These days, it seems to be an idea that rarely fails: Take something that proves popular with humans — be it memory foam bedding,  anti-depressants, designer clothing, or day care — and market it to the dog world.

Food trucks for dogs? It was just a matter of time.

The big dog food and treat companies have had them for years — multi-wheeled behemoths, slathered in their own advertising, that pull up at doggie events and sell or offer free samples of their products.

Now, though, you can find doggie food trucks at strictly human events — like the increasingly popular food truck “rodeos” that allow folks to wait in long lines to sample multiple cuisines, then hope their stomachs don’t start bucking like a bronco.

Go to one in North Carolina and you might find — in addition to those trucks dispensing fish tacos, monster burritos or Korean barbecue — there’s one catering to your dog.

“… When you attend the nearest food truck rodeo with your pet, you don’t have to feel bad about not giving Fido a bite of your duck fat-fried tater tots or gourmet grilled cheese,” WUNC reports. “Fido now has her own food truck.”
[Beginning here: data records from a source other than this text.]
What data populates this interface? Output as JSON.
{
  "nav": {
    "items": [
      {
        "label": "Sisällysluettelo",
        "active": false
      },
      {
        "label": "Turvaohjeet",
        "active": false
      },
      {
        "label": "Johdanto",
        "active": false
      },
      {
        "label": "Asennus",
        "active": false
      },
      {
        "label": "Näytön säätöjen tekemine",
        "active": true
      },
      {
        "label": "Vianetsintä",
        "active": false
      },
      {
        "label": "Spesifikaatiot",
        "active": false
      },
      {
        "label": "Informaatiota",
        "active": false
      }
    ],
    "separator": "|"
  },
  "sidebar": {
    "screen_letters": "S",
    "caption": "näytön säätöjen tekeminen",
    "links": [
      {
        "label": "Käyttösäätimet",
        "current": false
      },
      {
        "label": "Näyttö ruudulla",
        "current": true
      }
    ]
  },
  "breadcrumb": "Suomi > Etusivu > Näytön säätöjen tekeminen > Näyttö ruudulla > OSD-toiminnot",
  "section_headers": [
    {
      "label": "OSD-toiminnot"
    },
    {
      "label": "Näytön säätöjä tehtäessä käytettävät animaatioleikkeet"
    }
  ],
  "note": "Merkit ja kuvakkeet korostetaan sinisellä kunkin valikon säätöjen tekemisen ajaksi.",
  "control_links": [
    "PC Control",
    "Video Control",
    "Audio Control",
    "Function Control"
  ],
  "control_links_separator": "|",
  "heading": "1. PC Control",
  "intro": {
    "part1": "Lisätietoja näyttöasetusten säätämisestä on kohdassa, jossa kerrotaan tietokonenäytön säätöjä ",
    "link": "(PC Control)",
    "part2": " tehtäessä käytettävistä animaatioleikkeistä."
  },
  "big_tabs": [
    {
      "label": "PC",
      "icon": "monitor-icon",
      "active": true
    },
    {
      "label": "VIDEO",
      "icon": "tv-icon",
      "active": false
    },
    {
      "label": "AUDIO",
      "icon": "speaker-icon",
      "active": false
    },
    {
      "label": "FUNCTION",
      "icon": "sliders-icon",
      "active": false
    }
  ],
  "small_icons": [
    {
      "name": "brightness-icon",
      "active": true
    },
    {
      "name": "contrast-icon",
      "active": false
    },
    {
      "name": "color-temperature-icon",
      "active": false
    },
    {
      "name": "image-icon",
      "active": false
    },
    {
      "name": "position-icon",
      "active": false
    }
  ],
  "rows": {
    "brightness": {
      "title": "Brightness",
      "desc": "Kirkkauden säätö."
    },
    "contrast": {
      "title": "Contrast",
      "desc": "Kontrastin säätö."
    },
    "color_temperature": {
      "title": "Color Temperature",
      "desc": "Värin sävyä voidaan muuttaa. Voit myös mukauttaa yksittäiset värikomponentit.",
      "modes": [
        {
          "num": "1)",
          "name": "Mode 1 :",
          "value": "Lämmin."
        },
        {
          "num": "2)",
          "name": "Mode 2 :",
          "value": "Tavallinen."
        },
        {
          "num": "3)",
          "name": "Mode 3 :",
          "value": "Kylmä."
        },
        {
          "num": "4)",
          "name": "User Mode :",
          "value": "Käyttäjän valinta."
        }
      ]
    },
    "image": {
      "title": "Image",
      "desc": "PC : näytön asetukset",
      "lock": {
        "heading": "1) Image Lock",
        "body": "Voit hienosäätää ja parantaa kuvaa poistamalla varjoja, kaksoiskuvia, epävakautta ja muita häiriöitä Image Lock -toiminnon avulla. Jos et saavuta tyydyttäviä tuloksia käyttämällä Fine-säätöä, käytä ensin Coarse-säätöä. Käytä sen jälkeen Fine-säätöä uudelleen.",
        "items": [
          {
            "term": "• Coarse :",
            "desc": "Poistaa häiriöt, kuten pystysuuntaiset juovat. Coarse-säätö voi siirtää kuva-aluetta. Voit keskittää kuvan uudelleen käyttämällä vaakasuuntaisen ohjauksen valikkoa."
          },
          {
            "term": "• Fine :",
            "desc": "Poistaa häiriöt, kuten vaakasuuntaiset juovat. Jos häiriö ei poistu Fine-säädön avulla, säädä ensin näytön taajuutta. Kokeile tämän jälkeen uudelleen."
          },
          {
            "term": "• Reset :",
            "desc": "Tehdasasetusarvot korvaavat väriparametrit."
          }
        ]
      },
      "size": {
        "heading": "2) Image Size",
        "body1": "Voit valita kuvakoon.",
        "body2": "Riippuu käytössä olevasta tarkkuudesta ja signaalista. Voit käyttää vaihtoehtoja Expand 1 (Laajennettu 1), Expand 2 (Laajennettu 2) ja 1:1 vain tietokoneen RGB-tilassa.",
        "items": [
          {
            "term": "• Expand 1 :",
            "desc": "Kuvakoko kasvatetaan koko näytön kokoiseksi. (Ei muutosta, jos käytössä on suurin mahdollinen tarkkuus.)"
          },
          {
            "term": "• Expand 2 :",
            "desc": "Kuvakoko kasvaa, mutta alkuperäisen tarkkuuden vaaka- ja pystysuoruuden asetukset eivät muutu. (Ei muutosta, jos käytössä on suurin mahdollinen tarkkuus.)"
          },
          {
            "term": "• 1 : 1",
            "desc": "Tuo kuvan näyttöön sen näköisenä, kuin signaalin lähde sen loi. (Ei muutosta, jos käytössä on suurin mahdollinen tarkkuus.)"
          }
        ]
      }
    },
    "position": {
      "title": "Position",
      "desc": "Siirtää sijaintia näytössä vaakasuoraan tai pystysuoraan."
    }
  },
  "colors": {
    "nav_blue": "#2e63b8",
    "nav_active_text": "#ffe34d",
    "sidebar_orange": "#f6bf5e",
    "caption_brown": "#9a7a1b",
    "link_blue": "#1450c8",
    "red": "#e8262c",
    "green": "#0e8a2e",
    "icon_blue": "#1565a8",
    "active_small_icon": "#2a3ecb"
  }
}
The Waggin’ Wagon serves up treats not just to good dogs, but for a good cause as well.

It hit the road last summer, operated by the animal rescue group Paws4Ever and established with some pro-bono help from the Durham-based advertising firm McKinney.

All proceeds help Paws4ever’s homeless animals find forever homes.

Waggin’ Wagon’s doggie menu includes bacon fire hydrants, peanut butter bones, chicken parmesan teddy bears, pizza bones and doggie ice cream. The volunteer-run wagon serves goodies from Gourmutt’s Bakery, a Raleigh-based dog treat bakery that opened in 2004.

The Waggin’ Wagon isn’t limiting itself to dog events. It will, for instance, be among the human food trucks gathering for a food truck rodeo June 16 in Durham Central Park, according to its website.

Paws4ever began advocating for animal welfare in 1962, when it was known as the Animal Protection Society of Chapel Hill and, later, the Animal Protection Society of Orange County. The nonprofit organization also administered the county government contract to operate county animal control services and its shelter.

In 2004, the county government ended its contract with the APS of Orange County and the society opened an adoption center of its own, also developing the Felicite Latane Animal Sanctuary on 50 acres near Mebane. In 2008, it changed its name to Paws4ever. In addition to its shelters, the organization also runs a learning center for dog training and a 3-acre dog park.


Comment from Chela
Time April 30, 2013 at 1:49 pm

Doggies eat free at the Chirba Chirba Dumpling truck! Bring your furry friend anytime for a doggie dumpling.

Comment from Delese
Time April 30, 2013 at 9:17 pm

Umm. In the spirit of Coal. Hell yes… He loved goin to the festivals and fair and getting the pit beef ends. He loved the Old Pub Dog and finding his dog way around Federal hill. He knew where to get water, treats, cold AC and TLC